Legislators introduced a bill Thursday to tax the windfall profits of large oil companies at a 50% rate. Tax proceeds would be returned to consumers earning less than $75k/y through direct payments. The bill, as written, could create challenges and opportunities across the energy value chain.
The tax would apply to those companies producing or importing more than 300kb/d. The rate of 50% applies to barrels produced in or imported to the US. Importantly, the windfall tax is a “top line” tax, calculated as the difference between the average price of Brent oil from 2015-2019 and the current price.
The tax would reduce profits for the large integrated companies like Exxon (NYSE:XOM) and Chevron (NYSE:CVX), but also most of the large-cap shale names like Pioneer (NYSE:PXD), Devon (NYSE:DVN), Marathon (NYSE:MRO) and Conoco (NYSE:COP). The proposal could reverse a trend towards consolidation in the industry, as smaller assets would become less valuable once integrated into a larger operation.
The US imports ~6mb/d of mostly heavy oil for the production of diesel and jet fuel, while exporting excess light oil grades from the shale patch. Refineries profit from the narrow difference between the price of products like gasoline and the price of crude oil. In Q4, Valero (NYSE:VLO) for example, earned $4.71 per barrel processed. Applying a top-line tax at multiples of profits, would create havoc with financial results and refinery operations.

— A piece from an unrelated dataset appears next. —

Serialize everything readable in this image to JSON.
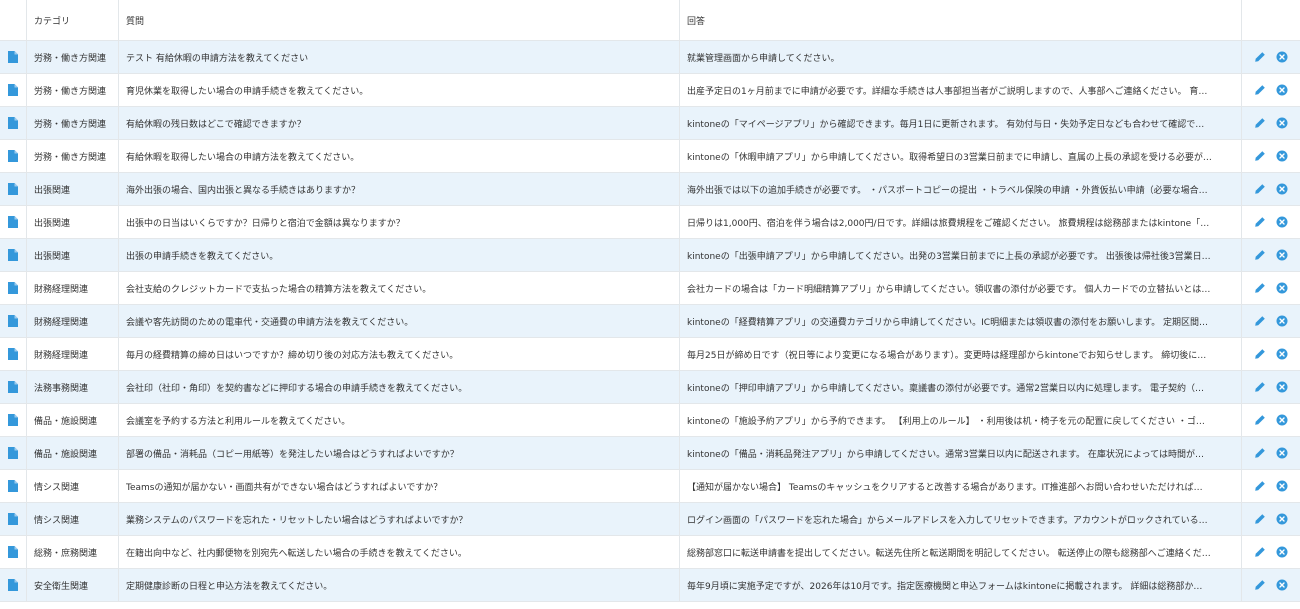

Perhaps most important for policy makers, companies and consumers will be the reaction from industry. The reason oil markets were oversupplied and prices were low from 2015 to 2019 is because US oil companies spent all their income (and then some) to invest in the oil patch and grow production. The bill hopes to provide consumers with $120 per year in stimulus. If levying a windfall tax reduces industry’s willingness to invest, consumers around the world could bear the consequences of sustained high oil prices (NYSEARCA:USO).